Anthropology, the study of humans, has traditionally concentrated on discovering the process of evolution through which the human came to be (physical anthropology), or on understanding the beliefs, languages, and behaviors of past or present human groups (archaeology, linguistics, cultural anthropology).

A cyborg (shorthand for “cybernetic organism”) is a symbiotic fusion of human and machine. Humans have always developed technologies to help them survive and thrive, but in recent decades the rapid escalation and intensification of the human-technology interface have exceeded anything heretofore known. From satellite communications to genetic engineering, high technologies have penetrated and permeated the human and natural realms. Indeed, so profoundly are humans altering their biological and physical landscapes that some have openly suggested that the proper object of anthropological study should be cyborgs rather than humans, for, as Donna Haraway says, we are all cyborgs now.

From: Cyborg Anthropology Joseph Dumit PhD, Assistant Professor, Program in Science, Technology and Society, Massachusetts Institute of Technology. Robbie Davis-Floyd PhD, Research Fellow, Dept. of Anthropology, University of Texas Austin

Relations to other fields
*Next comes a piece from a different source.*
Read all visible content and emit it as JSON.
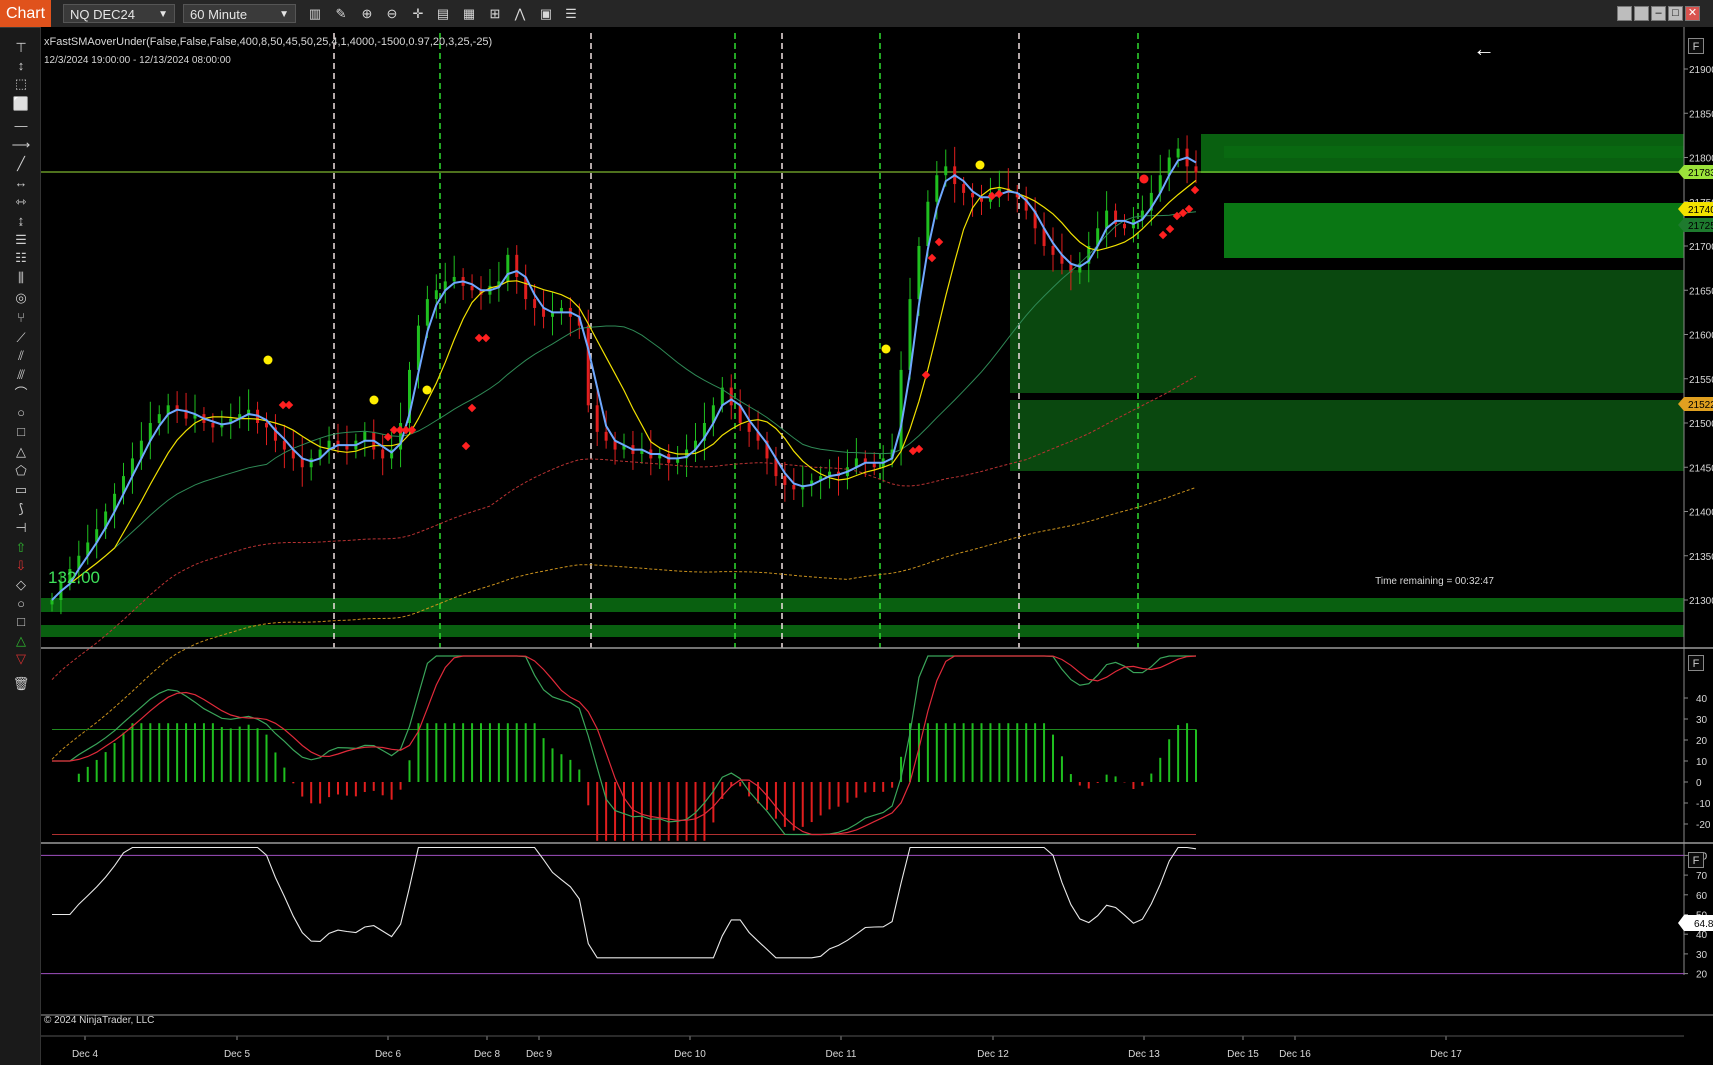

  • Anthropology of Medicine
  • Anthropology of Science
  • Digital Anthropology
    • Cell Phone Anthropology
  • Anthropology of Time and Space (Time Geography)

References and further reading

  • Davis-Floyd, Robbie and Joseph Dumit (1998) Cyborg Babies: From Techno-Sex to Techno-Tots. New York: Routledge.
  • Downey, Gary Lee, Joseph Dumit, eds. (1997) Cyborgs and Citadels: Anthropological Interventions in Emerging Sciences, Technologies and Medicines. Seattle: SAR/University of Washington Press. (Includes essays by Joseph Dumit, Deborah Heath, and Rayna Rapp).
  • Forsythe, Diana (2001) Toward an Anthropology of Informatics: Ethnographic Analyses of Knowledge Engineering and Artificial Intelligence. Stanford: Stanford University Press.
  • Gray, Chris Hables, ed, with Heidi J. Figueroa-Sarriera and Steven Mentor (1995) The Cyborg Handbook. New York: Routledge.
  • Haraway, Donna (1991) Simians, Cyborgs, and Women: The Reinvention of Nature. London: Free Association Books.

Hogle, Linda F. (1999) Recovering the Nation's Body: Cultural Memory, Medicine, and the Politics of Redemption. Rutgers University Press

  • Layne, Linda, ed. (2000) Transformative Motherhood: On Giving and Getting in a Consumer Culture. New York University Press.
  • Martin, Emily (1994) Flexible Bodies: Tracking Immunity in America from the Days of Polio to the Age of AIDS. Boston: Beacon Press.
  • Rapp, Rayna (2000) Testing Women, Testing the Fetus: The Social Impact of Amniocentesis in America. New York: Routledge.
  • Taussig, Karen-Sue (forthcoming) Just Be Ordinary: Normalizing the Future through Genetic Research and Practice. Berkeley: University of California Press.
  • Traweek, Sharon (1988) Beamtimes and Lifetimes: The World of High Energy Physicists. Cambridge, MA, Harvard University Press.